**PROBLEM STATEMENT:**
Lines from the records below that contain the word "caption" are to be copied out.

**RECORDS FOR THE EXERCISE:**
==*==
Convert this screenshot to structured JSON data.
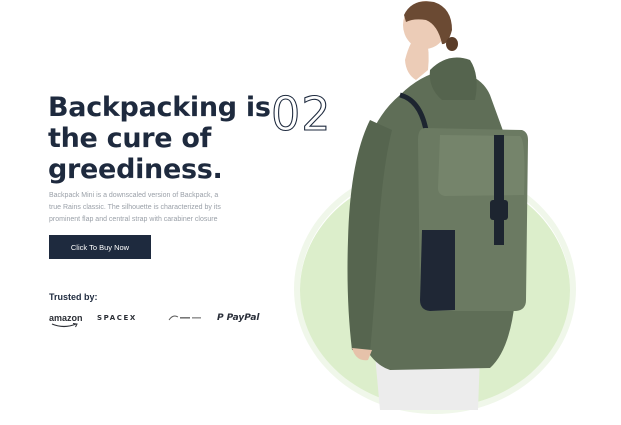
{
  "hero": {
    "title_lines": [
      "Backpacking is",
      "the cure of",
      "greediness."
    ],
    "slide_number": "02",
    "description_lines": [
      "Backpack Mini is a downscaled version of Backpack, a",
      "true Rains classic. The silhouette is characterized by its",
      "prominent flap and central strap with carabiner closure"
    ],
    "cta_label": "Click To Buy Now"
  },
  "trusted": {
    "label": "Trusted by:",
    "logos": [
      "amazon",
      "SPACEX",
      "PayPal"
    ]
  },
  "colors": {
    "navy": "#1e2a3e",
    "circle_green": "#dceecb",
    "jacket_green": "#5f6f58",
    "backpack_green": "#6b7a62"
  },
  "icons": [
    "amazon-logo-icon",
    "spacex-logo-icon",
    "brand-logo-icon",
    "paypal-logo-icon"
  ]
}
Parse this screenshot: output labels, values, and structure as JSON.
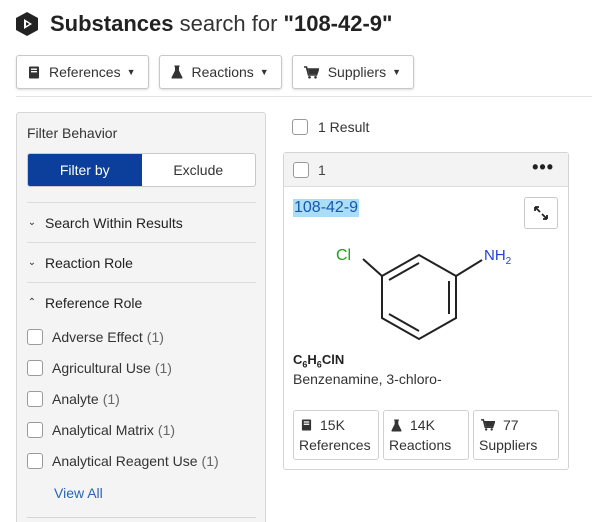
{
  "header": {
    "title_strong": "Substances",
    "title_mid": " search for ",
    "query": "\"108-42-9\"",
    "logo_icon": "cas-logo-icon"
  },
  "toolbar": {
    "buttons": [
      {
        "label": "References",
        "icon": "book-icon"
      },
      {
        "label": "Reactions",
        "icon": "flask-icon"
      },
      {
        "label": "Suppliers",
        "icon": "cart-icon"
      }
    ]
  },
  "filter": {
    "heading": "Filter Behavior",
    "filter_by": "Filter by",
    "exclude": "Exclude",
    "sections": [
      {
        "label": "Search Within Results",
        "state": "collapsed"
      },
      {
        "label": "Reaction Role",
        "state": "collapsed"
      },
      {
        "label": "Reference Role",
        "state": "expanded"
      }
    ],
    "options": [
      {
        "label": "Adverse Effect",
        "count": "(1)"
      },
      {
        "label": "Agricultural Use",
        "count": "(1)"
      },
      {
        "label": "Analyte",
        "count": "(1)"
      },
      {
        "label": "Analytical Matrix",
        "count": "(1)"
      },
      {
        "label": "Analytical Reagent Use",
        "count": "(1)"
      }
    ],
    "view_all": "View All"
  },
  "results": {
    "count_label": "1 Result",
    "card": {
      "index": "1",
      "menu": "•••",
      "cas": "108-42-9",
      "structure": {
        "cl": "Cl",
        "nh": "NH",
        "nh_sub": "2"
      },
      "formula": {
        "c": "C",
        "c_n": "6",
        "h": "H",
        "h_n": "6",
        "rest": "ClN"
      },
      "name": "Benzenamine, 3-chloro-",
      "stats": [
        {
          "value": "15K",
          "label": "References",
          "icon": "book-icon"
        },
        {
          "value": "14K",
          "label": "Reactions",
          "icon": "flask-icon"
        },
        {
          "value": "77",
          "label": "Suppliers",
          "icon": "cart-icon"
        }
      ]
    }
  },
  "colors": {
    "accent": "#0c3f9b",
    "link": "#2a64b5",
    "highlight": "#a9def6",
    "cl_green": "#1e9e1e",
    "n_blue": "#1f3fd6"
  }
}
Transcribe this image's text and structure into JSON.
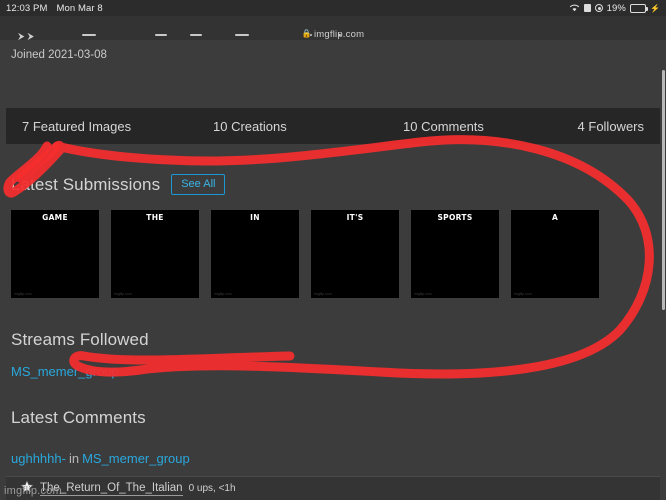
{
  "status_bar": {
    "time": "12:03 PM",
    "date": "Mon Mar 8",
    "wifi_icon": "wifi-icon",
    "alarm_icon": "alarm-icon",
    "dnd_icon": "do-not-disturb-icon",
    "battery_percent": "19%",
    "battery_icon": "battery-charging-icon",
    "charging_glyph": "⚡"
  },
  "browser": {
    "url": "imgflip.com",
    "lock_icon": "lock-icon",
    "back_forward_icon": "back-forward-arrows-icon"
  },
  "profile": {
    "joined_label": "Joined 2021-03-08"
  },
  "stats": [
    {
      "label": "7 Featured Images"
    },
    {
      "label": "10 Creations"
    },
    {
      "label": "10 Comments"
    },
    {
      "label": "4 Followers"
    }
  ],
  "submissions": {
    "title": "Latest Submissions",
    "see_all_label": "See All",
    "thumbnails": [
      {
        "caption": "GAME",
        "watermark": "imgflip.com"
      },
      {
        "caption": "THE",
        "watermark": "imgflip.com"
      },
      {
        "caption": "IN",
        "watermark": "imgflip.com"
      },
      {
        "caption": "IT'S",
        "watermark": "imgflip.com"
      },
      {
        "caption": "SPORTS",
        "watermark": "imgflip.com"
      },
      {
        "caption": "A",
        "watermark": "imgflip.com"
      }
    ]
  },
  "streams": {
    "title": "Streams Followed",
    "items": [
      {
        "name": "MS_memer_group"
      }
    ]
  },
  "comments": {
    "title": "Latest Comments",
    "items": [
      {
        "user": "ughhhhh-",
        "preposition": "in",
        "stream": "MS_memer_group"
      }
    ]
  },
  "bottom_bar": {
    "star_icon": "star-icon",
    "username": "The_Return_Of_The_Italian",
    "meta": "0 ups, <1h",
    "watermark": "imgflip.com"
  },
  "annotation": {
    "color": "#f52d2d",
    "shape": "hand-drawn-red-circle"
  },
  "colors": {
    "accent_link": "#29a8dd",
    "see_all_border": "#1b97d4",
    "page_bg": "#3c3c3c",
    "stats_bg": "#262626",
    "battery_green": "#2fd157"
  }
}
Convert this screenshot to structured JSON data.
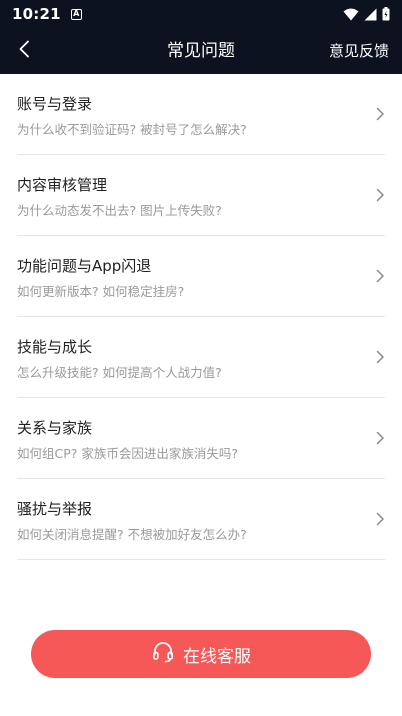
{
  "status_bar": {
    "time": "10:21",
    "notification_icon": "A",
    "icons": [
      "wifi-icon",
      "signal-icon",
      "battery-icon"
    ]
  },
  "nav": {
    "back_icon": "chevron-left-icon",
    "title": "常见问题",
    "feedback_label": "意见反馈"
  },
  "faq_items": [
    {
      "title": "账号与登录",
      "subtitle": "为什么收不到验证码? 被封号了怎么解决?"
    },
    {
      "title": "内容审核管理",
      "subtitle": "为什么动态发不出去? 图片上传失败?"
    },
    {
      "title": "功能问题与App闪退",
      "subtitle": "如何更新版本? 如何稳定挂房?"
    },
    {
      "title": "技能与成长",
      "subtitle": "怎么升级技能? 如何提高个人战力值?"
    },
    {
      "title": "关系与家族",
      "subtitle": "如何组CP? 家族币会因进出家族消失吗?"
    },
    {
      "title": "骚扰与举报",
      "subtitle": "如何关闭消息提醒? 不想被加好友怎么办?"
    }
  ],
  "service_button": {
    "label": "在线客服",
    "icon": "headset-icon"
  },
  "colors": {
    "header_bg": "#0d1220",
    "accent": "#f65757",
    "title_text": "#222222",
    "subtitle_text": "#9a9a9a",
    "divider": "#e6e6e6"
  }
}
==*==
**RESULT OF THE TASK:**
        "caption": "GAME",
        "caption": "THE",
        "caption": "IN",
        "caption": "IT'S",
        "caption": "SPORTS",
        "caption": "A",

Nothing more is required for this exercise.